Mitch Daniels has been the system president for Purdue University for nearly a decade. He has been preparing to leave the position behind after announcing his impending departure.

It's not necessarily certain that Daniels is planning on settling into retirement following his Purdue tenure. Daniels had previously had a lengthy career in politics, serving in various roles. And it seems that some are hoping he'll make a return to form.

Could make another gubernatorial run

Mitch Daniels is reportedly considering launching a campaign for another term as governor of Indiana.

If he were to run and be successful, it would be his third term as the state's chief executive.

A Republican, Daniels is apparently intrigued by the possibility. The next Indiana gubernatorial election is scheduled for 2024. Current Governor Eric Holcomb, also a Republican, is term-limited from running for another consecutive term. There does seem to be a base of eager supporters for another Daniels run. The Indianapolis Star reports that former staffers of his have created a PAC dedicated to encouraging him to run.

Daniels was first elected governor in 2004 over Democratic incumbent Joe Kernan. He would be re-elected in a landslide in 2008 over Democratic former U.S. Representative Jill Long Thompson.

Much like Holcomb, Daniels was ineligible to run for another term in the next election. Former U.S. Representative and fellow Republican Mike Pence was elected to succeed him. Pence, of course, would later become the vice president of the United States.

During his second term, it was widely expected that Daniels would himself run for president of the United States.

The thought was that he would seek the 2012 Republican Presidential nomination. To the surprise of many, Daniels did not end up running.

But if Daniels makes a political comeback, it might not be to run for governor. According to Indianapolis Monthly, he might instead run for mayor of Indianapolis. Daniels is officially a resident of nearby Carmel.

To be eligible to run for the Indianapolis mayorship, he'd need to reside there for at least one year.

Daniels previously worked in the mayor's office

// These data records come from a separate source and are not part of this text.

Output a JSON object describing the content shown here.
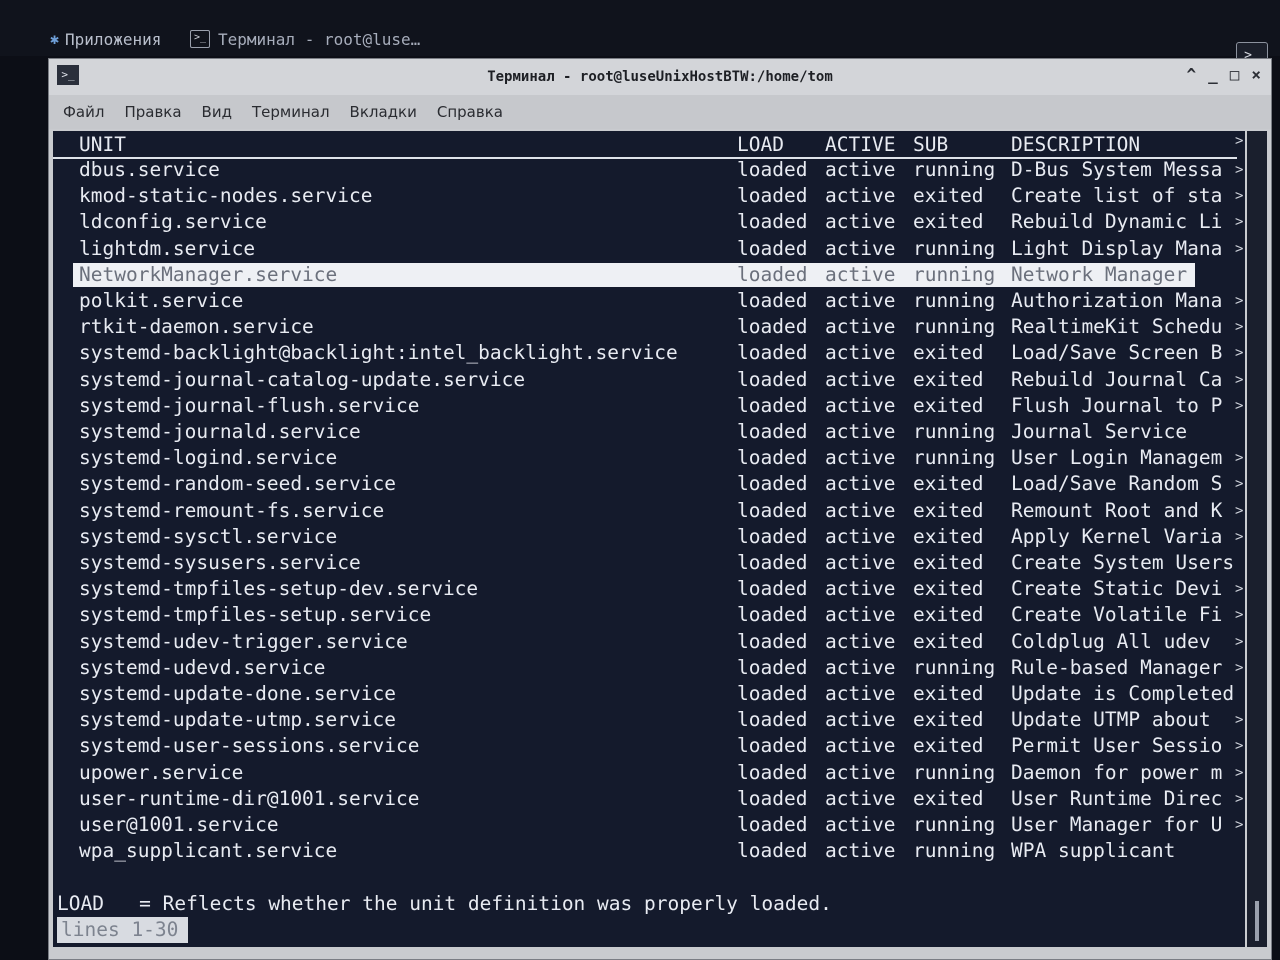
{
  "panel": {
    "apps_label": "Приложения",
    "task_label": "Терминал - root@luse…",
    "apps_icon": "apps-icon",
    "task_icon": "terminal-icon"
  },
  "window": {
    "title": "Терминал - root@luseUnixHostBTW:/home/tom",
    "controls": [
      "^",
      "_",
      "□",
      "×"
    ]
  },
  "menu": [
    "Файл",
    "Правка",
    "Вид",
    "Терминал",
    "Вкладки",
    "Справка"
  ],
  "table": {
    "headers": {
      "unit": "UNIT",
      "load": "LOAD",
      "active": "ACTIVE",
      "sub": "SUB",
      "description": "DESCRIPTION"
    },
    "selected_index": 4,
    "rows": [
      {
        "unit": "dbus.service",
        "load": "loaded",
        "active": "active",
        "sub": "running",
        "desc": "D-Bus System Messa",
        "more": true
      },
      {
        "unit": "kmod-static-nodes.service",
        "load": "loaded",
        "active": "active",
        "sub": "exited",
        "desc": "Create list of sta",
        "more": true
      },
      {
        "unit": "ldconfig.service",
        "load": "loaded",
        "active": "active",
        "sub": "exited",
        "desc": "Rebuild Dynamic Li",
        "more": true
      },
      {
        "unit": "lightdm.service",
        "load": "loaded",
        "active": "active",
        "sub": "running",
        "desc": "Light Display Mana",
        "more": true
      },
      {
        "unit": "NetworkManager.service",
        "load": "loaded",
        "active": "active",
        "sub": "running",
        "desc": "Network Manager",
        "more": false
      },
      {
        "unit": "polkit.service",
        "load": "loaded",
        "active": "active",
        "sub": "running",
        "desc": "Authorization Mana",
        "more": true
      },
      {
        "unit": "rtkit-daemon.service",
        "load": "loaded",
        "active": "active",
        "sub": "running",
        "desc": "RealtimeKit Schedu",
        "more": true
      },
      {
        "unit": "systemd-backlight@backlight:intel_backlight.service",
        "load": "loaded",
        "active": "active",
        "sub": "exited",
        "desc": "Load/Save Screen B",
        "more": true
      },
      {
        "unit": "systemd-journal-catalog-update.service",
        "load": "loaded",
        "active": "active",
        "sub": "exited",
        "desc": "Rebuild Journal Ca",
        "more": true
      },
      {
        "unit": "systemd-journal-flush.service",
        "load": "loaded",
        "active": "active",
        "sub": "exited",
        "desc": "Flush Journal to P",
        "more": true
      },
      {
        "unit": "systemd-journald.service",
        "load": "loaded",
        "active": "active",
        "sub": "running",
        "desc": "Journal Service",
        "more": false
      },
      {
        "unit": "systemd-logind.service",
        "load": "loaded",
        "active": "active",
        "sub": "running",
        "desc": "User Login Managem",
        "more": true
      },
      {
        "unit": "systemd-random-seed.service",
        "load": "loaded",
        "active": "active",
        "sub": "exited",
        "desc": "Load/Save Random S",
        "more": true
      },
      {
        "unit": "systemd-remount-fs.service",
        "load": "loaded",
        "active": "active",
        "sub": "exited",
        "desc": "Remount Root and K",
        "more": true
      },
      {
        "unit": "systemd-sysctl.service",
        "load": "loaded",
        "active": "active",
        "sub": "exited",
        "desc": "Apply Kernel Varia",
        "more": true
      },
      {
        "unit": "systemd-sysusers.service",
        "load": "loaded",
        "active": "active",
        "sub": "exited",
        "desc": "Create System Users",
        "more": false
      },
      {
        "unit": "systemd-tmpfiles-setup-dev.service",
        "load": "loaded",
        "active": "active",
        "sub": "exited",
        "desc": "Create Static Devi",
        "more": true
      },
      {
        "unit": "systemd-tmpfiles-setup.service",
        "load": "loaded",
        "active": "active",
        "sub": "exited",
        "desc": "Create Volatile Fi",
        "more": true
      },
      {
        "unit": "systemd-udev-trigger.service",
        "load": "loaded",
        "active": "active",
        "sub": "exited",
        "desc": "Coldplug All udev",
        "more": true
      },
      {
        "unit": "systemd-udevd.service",
        "load": "loaded",
        "active": "active",
        "sub": "running",
        "desc": "Rule-based Manager",
        "more": true
      },
      {
        "unit": "systemd-update-done.service",
        "load": "loaded",
        "active": "active",
        "sub": "exited",
        "desc": "Update is Completed",
        "more": false
      },
      {
        "unit": "systemd-update-utmp.service",
        "load": "loaded",
        "active": "active",
        "sub": "exited",
        "desc": "Update UTMP about",
        "more": true
      },
      {
        "unit": "systemd-user-sessions.service",
        "load": "loaded",
        "active": "active",
        "sub": "exited",
        "desc": "Permit User Sessio",
        "more": true
      },
      {
        "unit": "upower.service",
        "load": "loaded",
        "active": "active",
        "sub": "running",
        "desc": "Daemon for power m",
        "more": true
      },
      {
        "unit": "user-runtime-dir@1001.service",
        "load": "loaded",
        "active": "active",
        "sub": "exited",
        "desc": "User Runtime Direc",
        "more": true
      },
      {
        "unit": "user@1001.service",
        "load": "loaded",
        "active": "active",
        "sub": "running",
        "desc": "User Manager for U",
        "more": true
      },
      {
        "unit": "wpa_supplicant.service",
        "load": "loaded",
        "active": "active",
        "sub": "running",
        "desc": "WPA supplicant",
        "more": false
      }
    ]
  },
  "legend": "LOAD   = Reflects whether the unit definition was properly loaded.",
  "status": "lines 1-30",
  "more_glyph": ">",
  "colors": {
    "terminal_bg": "#141a2c",
    "terminal_fg": "#e8ebf2",
    "selection_bg": "#eef0f4"
  }
}
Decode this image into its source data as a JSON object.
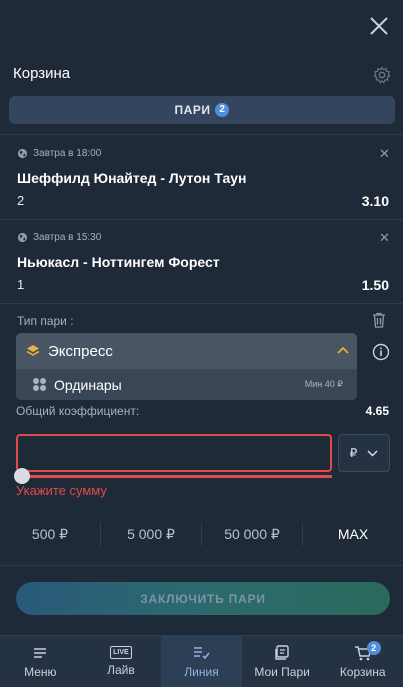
{
  "header": {
    "title": "Корзина"
  },
  "tabs": {
    "pari_label": "ПАРИ",
    "pari_count": "2"
  },
  "bets": [
    {
      "time": "Завтра в 18:00",
      "match": "Шеффилд Юнайтед - Лутон Таун",
      "outcome": "2",
      "odds": "3.10"
    },
    {
      "time": "Завтра в 15:30",
      "match": "Ньюкасл - Ноттингем Форест",
      "outcome": "1",
      "odds": "1.50"
    }
  ],
  "bet_type": {
    "label": "Тип пари :",
    "selected": "Экспресс",
    "option": "Ординары",
    "option_min": "Мин 40 ₽"
  },
  "total": {
    "label": "Общий коэффициент:",
    "value": "4.65"
  },
  "amount": {
    "value": "",
    "currency": "₽",
    "error": "Укажите сумму"
  },
  "quick_amounts": [
    "500 ₽",
    "5 000 ₽",
    "50 000 ₽",
    "MAX"
  ],
  "submit_label": "ЗАКЛЮЧИТЬ ПАРИ",
  "nav": [
    {
      "label": "Меню"
    },
    {
      "label": "Лайв",
      "badge_text": "LIVE"
    },
    {
      "label": "Линия"
    },
    {
      "label": "Мои Пари"
    },
    {
      "label": "Корзина",
      "badge": "2"
    }
  ],
  "colors": {
    "background": "#1f2a38",
    "accent": "#4f8fd9",
    "error": "#e04a4a"
  }
}
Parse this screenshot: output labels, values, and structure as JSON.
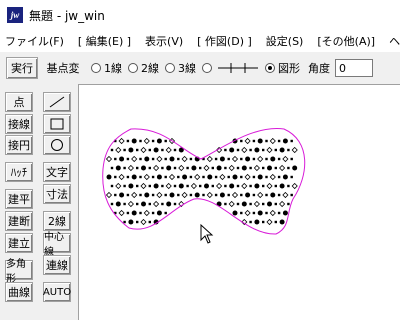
{
  "window": {
    "title": "無題 - jw_win",
    "app_icon": "jw"
  },
  "menu": [
    "ファイル(F)",
    "[ 編集(E) ]",
    "表示(V)",
    "[ 作図(D) ]",
    "設定(S)",
    "[その他(A)]",
    "ヘルプ"
  ],
  "toolbar": {
    "execute": "実行",
    "base_change": "基点変",
    "radio_options": [
      "1線",
      "2線",
      "3線"
    ],
    "figure_label": "図形",
    "selected_option": "図形",
    "angle_label": "角度",
    "angle_value": "0"
  },
  "tools": {
    "ten": "点",
    "setsusen": "接線",
    "setsuen": "接円",
    "hatch": "ﾊｯﾁ",
    "moji": "文字",
    "sunpo": "寸法",
    "kenhei": "建平",
    "kendan": "建断",
    "niisen": "2線",
    "kenritsu": "建立",
    "chushinsen": "中心線",
    "tasen": "多角形",
    "renSen": "連線",
    "kyokusen": "曲線",
    "auto": "AUTO"
  },
  "colors": {
    "boundary": "#d81bd8",
    "hatch_symbols": "#000000",
    "canvas_bg": "#ffffff",
    "panel_bg": "#f0f0f0"
  },
  "icons": {
    "line_tool": "line-icon",
    "rect_tool": "rectangle-icon",
    "circle_tool": "circle-icon",
    "cursor": "mouse-pointer-icon"
  }
}
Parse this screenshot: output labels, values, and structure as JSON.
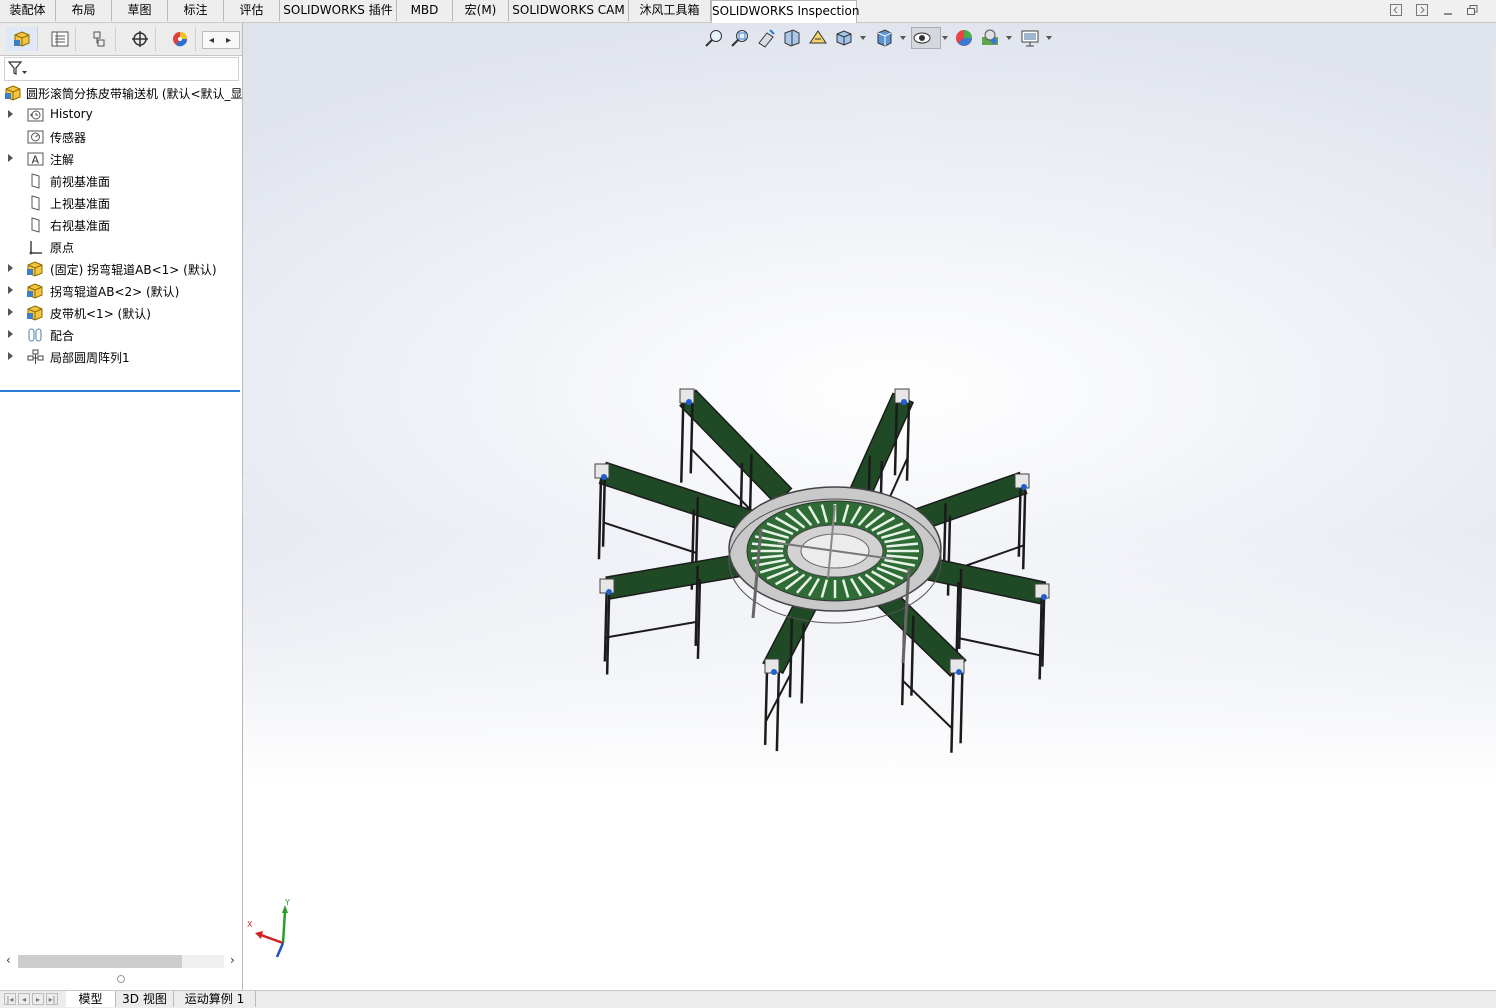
{
  "command_tabs": [
    {
      "label": "装配体"
    },
    {
      "label": "布局"
    },
    {
      "label": "草图"
    },
    {
      "label": "标注"
    },
    {
      "label": "评估"
    },
    {
      "label": "SOLIDWORKS 插件"
    },
    {
      "label": "MBD"
    },
    {
      "label": "宏(M)"
    },
    {
      "label": "SOLIDWORKS CAM"
    },
    {
      "label": "沐风工具箱"
    },
    {
      "label": "SOLIDWORKS Inspection"
    }
  ],
  "active_command_tab": "SOLIDWORKS Inspection",
  "window_controls": [
    "tile-left-icon",
    "tile-right-icon",
    "minimize-icon",
    "restore-icon"
  ],
  "panel_tabs": [
    "featuremanager-icon",
    "propertymanager-icon",
    "configurationmanager-icon",
    "dimxpert-icon",
    "display-manager-icon"
  ],
  "feature_tree": {
    "root": "圆形滚筒分拣皮带输送机  (默认<默认_显",
    "items": [
      {
        "label": "History",
        "icon": "history-icon",
        "expandable": true
      },
      {
        "label": "传感器",
        "icon": "sensor-icon",
        "expandable": false
      },
      {
        "label": "注解",
        "icon": "annotation-icon",
        "expandable": true
      },
      {
        "label": "前视基准面",
        "icon": "plane-icon",
        "expandable": false
      },
      {
        "label": "上视基准面",
        "icon": "plane-icon",
        "expandable": false
      },
      {
        "label": "右视基准面",
        "icon": "plane-icon",
        "expandable": false
      },
      {
        "label": "原点",
        "icon": "origin-icon",
        "expandable": false
      },
      {
        "label": "(固定) 拐弯辊道AB<1> (默认)",
        "icon": "subassembly-icon",
        "expandable": true
      },
      {
        "label": "拐弯辊道AB<2> (默认)",
        "icon": "subassembly-icon",
        "expandable": true
      },
      {
        "label": "皮带机<1> (默认)",
        "icon": "subassembly-icon",
        "expandable": true
      },
      {
        "label": "配合",
        "icon": "mates-icon",
        "expandable": true
      },
      {
        "label": "局部圆周阵列1",
        "icon": "circular-pattern-icon",
        "expandable": true
      }
    ]
  },
  "bottom_tabs": [
    {
      "label": "模型"
    },
    {
      "label": "3D 视图"
    },
    {
      "label": "运动算例 1"
    }
  ],
  "active_bottom_tab": "模型",
  "heads_up_toolbar": [
    "zoom-to-fit-icon",
    "zoom-to-area-icon",
    "previous-view-icon",
    "section-view-icon",
    "dynamic-annotation-icon",
    "view-orientation-icon",
    "display-style-icon",
    "hide-show-items-icon",
    "edit-appearance-icon",
    "apply-scene-icon",
    "view-settings-icon"
  ],
  "triad": {
    "x": "X",
    "y": "Y"
  },
  "colors": {
    "belt_green": "#1f4a25",
    "frame_dark": "#1b1b1b",
    "ring_gray": "#b5b5b5",
    "accent_blue": "#2a7fd4"
  }
}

Mitch Daniels began his political career in earnest as a campaign staffer for William Ruckelshaus. In 1968, Ruckelshaus, then a state representative, ran for the U.S. Senate, losing to Democratic incumbent Birch Bayh. Shortly thereafter, Ruckelshaus joined the administration of President Richard Nixon. He'd become director of the Federal Bureau of Investigation, deputy attorney general and administrator of the Environmental Protection Agency. Ruckelshaus also served as EPA administrator during the Presidency of Ronald Reagan.

For his part, Daniels later joined the staff for then-Indianapolis Mayor Richard Lugar.

After being elected to the United States Senate, Lugard named Daniels as his chief of staff. Afterward, Daniels served as executive director of the National Republican Senatorial Committee and in the Reagan administration.

After his time with the White House, Daniels became president of the political think tank Hudson Institute. In 1988, Indiana Governor Robert D. Orr wanted to appoint Daniels to the U.S. Senate. A seat was being vacated by Dan Quayle, who was preparing to take over as U.S. vice president. Daniels turned the appointment down and U.S. Representative Dan Coats was eventually named to the Senate seat.

Later on, he was named an executive with the pharmaceutical manufacturer Eli Lilly and Company.

In 2001, President George W. Bush appointed Daniels as director of the Office of Management and Budget.

Initially grew up in Pennsylvania

A grandson of Syrian immigrants, Mitch Daniels is a native of Monongahela, Pennsylvania; near Pittsburgh. His family eventually moved to Indiana. He would graduate from North Central High School in Indianapolis.

Daniels received a bachelor's degree from Princeton University. There, he was a member of a debating society alongside future United States Supreme Court Justice Samuel Alito. Daniels would enroll at the Indiana University Robert H. McKinney School of Law. But would later transfer to the Georgetown University Law Center, where he would graduate.